DIRTY PRETTY THINGS: Waterloo to Anywhere: CD

Nov 21, 2006

My best friend was telling me about this relationship book she was reading. Apparently, different people “perceive love” in different ways: some perceive love through physical affection—PDAs and that sort of thing; some through gift-giving (well, gift-receiving); and some through good communication. We decided I fell into this last group. And since I perceive love verbally, naturally it explains why I love this record so goddamn much. Every song has some astonishing little lyrical moment (not just phrases here and there but entire verses) that leaves a verbally inclined listener in rock’n’roll heaven and absolutely feeling the love. Carl Barât, the man behind the pen and one of two guitars, was one of the two front men of The Libertines. That band re-made the musical landscape in the U.K. and then promptly self-immolated, mostly because of Pete Doherty’s colossal drug addiction. In the years since, Doherty has proved to be a determined drug addict, repeatedly flouting the law and rehab, and a popular subject for the scandal-hungry British tabloids. His band produced a great shambling mess of a record last year and Barât meanwhile formed DPTs with Gary Powell, also an ex-Libertine. They and their two cohorts have produced a glorious crop of fast, guitar-driven, irresistibly catchy, punkish melodies wrapped around a dark and layered lyrical core.

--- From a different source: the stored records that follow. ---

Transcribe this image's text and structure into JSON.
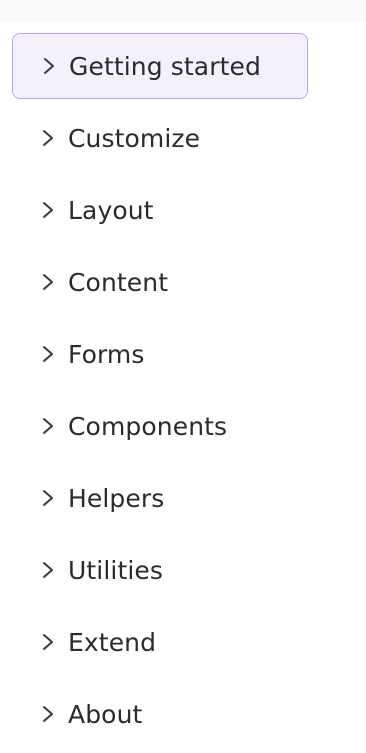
{
  "sidebar": {
    "items": [
      {
        "label": "Getting started",
        "icon": "chevron-right-icon",
        "active": true
      },
      {
        "label": "Customize",
        "icon": "chevron-right-icon",
        "active": false
      },
      {
        "label": "Layout",
        "icon": "chevron-right-icon",
        "active": false
      },
      {
        "label": "Content",
        "icon": "chevron-right-icon",
        "active": false
      },
      {
        "label": "Forms",
        "icon": "chevron-right-icon",
        "active": false
      },
      {
        "label": "Components",
        "icon": "chevron-right-icon",
        "active": false
      },
      {
        "label": "Helpers",
        "icon": "chevron-right-icon",
        "active": false
      },
      {
        "label": "Utilities",
        "icon": "chevron-right-icon",
        "active": false
      },
      {
        "label": "Extend",
        "icon": "chevron-right-icon",
        "active": false
      },
      {
        "label": "About",
        "icon": "chevron-right-icon",
        "active": false
      }
    ]
  },
  "colors": {
    "active_border": "#b8a6ea",
    "active_background": "#f4f0fd",
    "text": "#2b2b2b"
  }
}
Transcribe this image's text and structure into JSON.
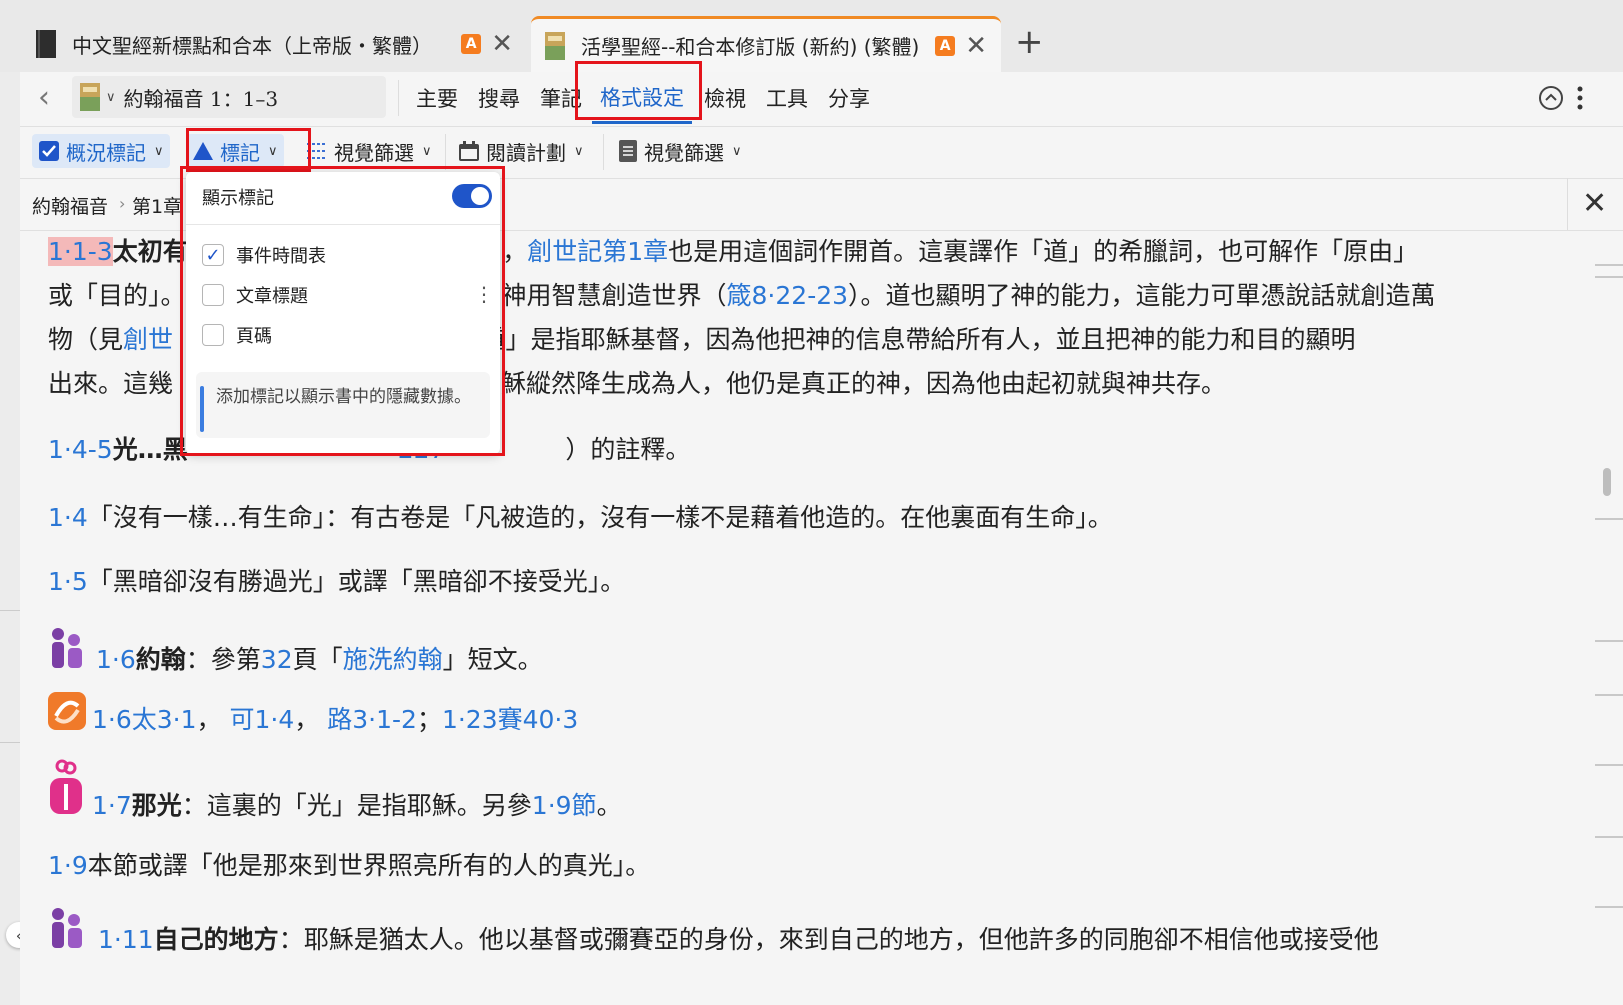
{
  "tabs": [
    {
      "title": "中文聖經新標點和合本（上帝版・繁體）",
      "badge": "A",
      "close": "✕"
    },
    {
      "title": "活學聖經--和合本修訂版 (新約) (繁體)",
      "badge": "A",
      "close": "✕",
      "active": true
    }
  ],
  "new_tab": "+",
  "toolbar": {
    "back": "‹",
    "reference": "約翰福音 1：1–3",
    "menus": [
      "主要",
      "搜尋",
      "筆記",
      "格式設定",
      "檢視",
      "工具",
      "分享"
    ],
    "active_menu": "格式設定"
  },
  "subtoolbar": {
    "items": [
      {
        "label": "概況標記",
        "icon": "checkbox-icon"
      },
      {
        "label": "標記",
        "icon": "triangle-icon"
      },
      {
        "label": "視覺篩選",
        "icon": "filter-icon"
      },
      {
        "label": "閱讀計劃",
        "icon": "calendar-icon"
      },
      {
        "label": "視覺篩選",
        "icon": "document-icon"
      }
    ]
  },
  "breadcrumb": {
    "book": "約翰福音",
    "sep": "›",
    "chapter": "第1章",
    "close": "✕"
  },
  "dropdown": {
    "header": "顯示標記",
    "toggle_on": true,
    "items": [
      {
        "label": "事件時間表",
        "checked": true,
        "check": "✓"
      },
      {
        "label": "文章標題",
        "checked": false
      },
      {
        "label": "頁碼",
        "checked": false
      }
    ],
    "more": "⋮",
    "info": "添加標記以顯示書中的隱藏數據。"
  },
  "content": {
    "p1": {
      "ref": "1·1-3",
      "bold": "太初有",
      "l1a": "起初」，",
      "l1link": "創世記第1章",
      "l1b": "也是用這個詞作開首。這裏譯作「道」的希臘詞，也可解作「原由」",
      "l2a": "或「目的」。",
      "l2b": "神用智慧創造世界（",
      "l2link": "箴8·22-23",
      "l2c": "）。道也顯明了神的能力，這能力可單憑說話就創造萬",
      "l3a": "物（見",
      "l3link": "創世",
      "l3b": "，「道」是指耶穌基督，因為他把神的信息帶給所有人，並且把神的能力和目的顯明",
      "l4a": "出來。這幾",
      "l4b": "穌縱然降生成為人，他仍是真正的神，因為他由起初就與神共存。"
    },
    "p2": {
      "ref": "1·4-5",
      "bold": "光…黑",
      "link": "227",
      "text": "）的註釋。"
    },
    "p3": {
      "ref": "1·4",
      "text": "「沒有一樣…有生命」：有古卷是「凡被造的，沒有一樣不是藉着他造的。在他裏面有生命」。"
    },
    "p4": {
      "ref": "1·5",
      "text": "「黑暗卻沒有勝過光」或譯「黑暗卻不接受光」。"
    },
    "p5": {
      "ref": "1·6",
      "bold": "約翰",
      "a": "：參第",
      "page": "32",
      "b": "頁「",
      "link": "施洗約翰",
      "c": "」短文。"
    },
    "p6": {
      "ref": "1·6",
      "links": [
        "太3·1",
        "可1·4",
        "路3·1-2"
      ],
      "sep": "，",
      "semi": "；",
      "ref2": "1·23",
      "link2": "賽40·3"
    },
    "p7": {
      "ref": "1·7",
      "bold": "那光",
      "a": "：這裏的「光」是指耶穌。另參",
      "link": "1·9節",
      "b": "。"
    },
    "p8": {
      "ref": "1·9",
      "text": "本節或譯「他是那來到世界照亮所有的人的真光」。"
    },
    "p9": {
      "ref": "1·11",
      "bold": "自己的地方",
      "text": "：耶穌是猶太人。他以基督或彌賽亞的身份，來到自己的地方，但他許多的同胞卻不相信他或接受他"
    }
  },
  "colors": {
    "accent": "#1f66c9",
    "link": "#2a76d4",
    "highlight": "#f4b9b9",
    "red_outline": "#e4141b",
    "badge": "#f57c1f"
  }
}
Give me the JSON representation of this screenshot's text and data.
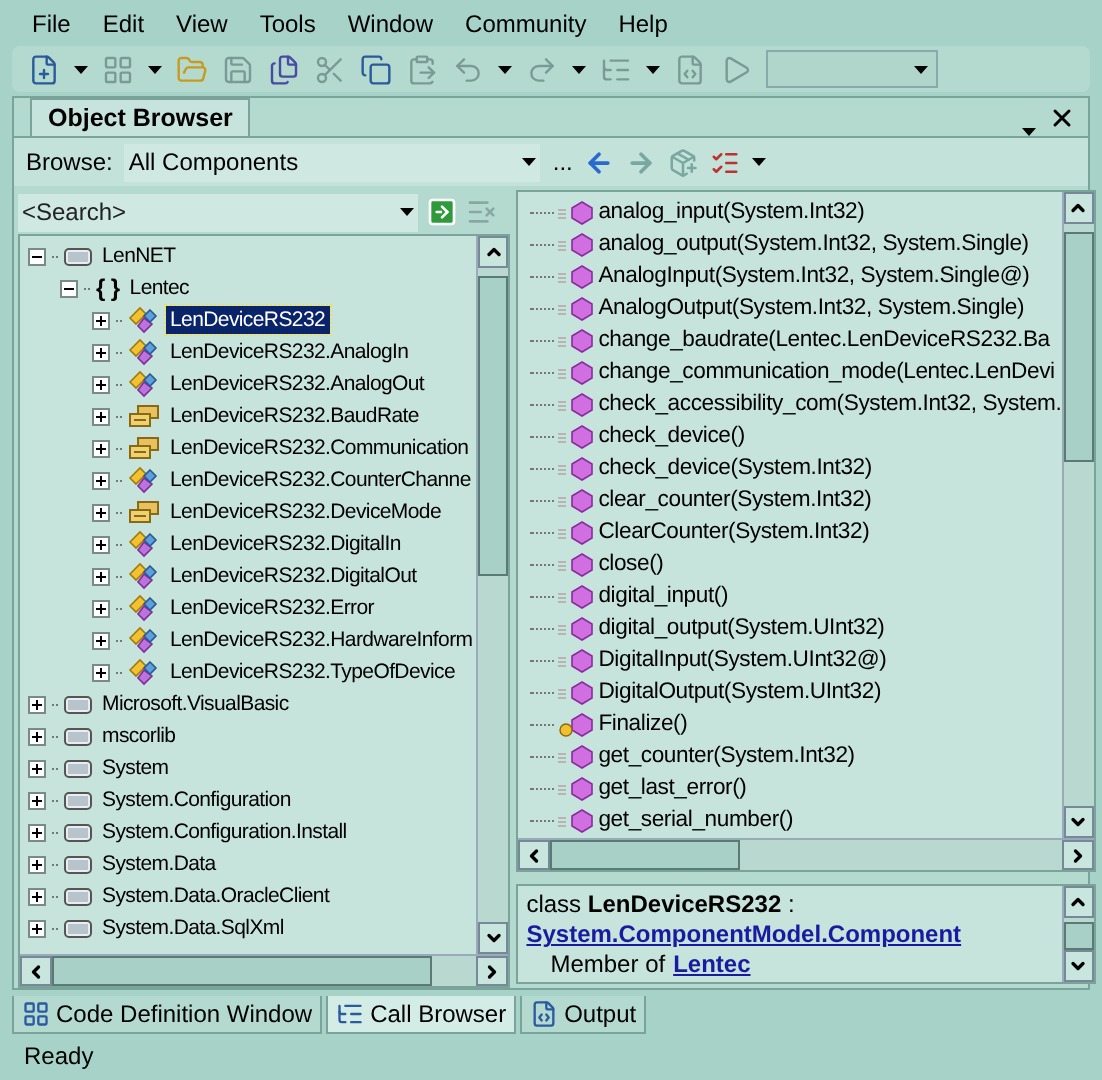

Lyrics, which—Barât being a proper Brit—are oh so terribly clever. Songs that feel good right away but then give you something to think about on repeated listening (including the suspicion that Barât was the necessary piece that made the brilliance of The Libertines whole.). Some songs deal with his Libertines past (“Deadwood”; “Bang Bang You’re Dead”; “Blood Thirsty Bastards”), which obviously makes for fascinating between-the-lines listening for anybody who is a fan of that band. Others are introspective glimpses of a fertile mind at unrest (“The Enemy”; “Gin and Milk”) and still others are amazing chunks of weirdness: the pleading, near hysterical vocals on “If You Love a Woman,” or the teenage druggie prostitute protagonist of “You Fucking Love It.” (A mini show review digression: DPTs played in L.A. in August and I can’t remember a punk rock moment as satisfying as shrieking “You Fucking Love It,” loud and fast, sandwiched amongst similarly delirious people, while Barât jumps around madly on stage—despite an arm in a sling from a broken collar bone—and who, I might add, looks spectacularly hot in his tight little English rocker-boy pants.). But in case you’re not verbally inclined, you should listen to this collection of songs simply because they rock. Really, really hard. Then pass it on to your “perceives love through receiving gifts” friend and spread the love. –Sara

 –staff (Mercury, UK)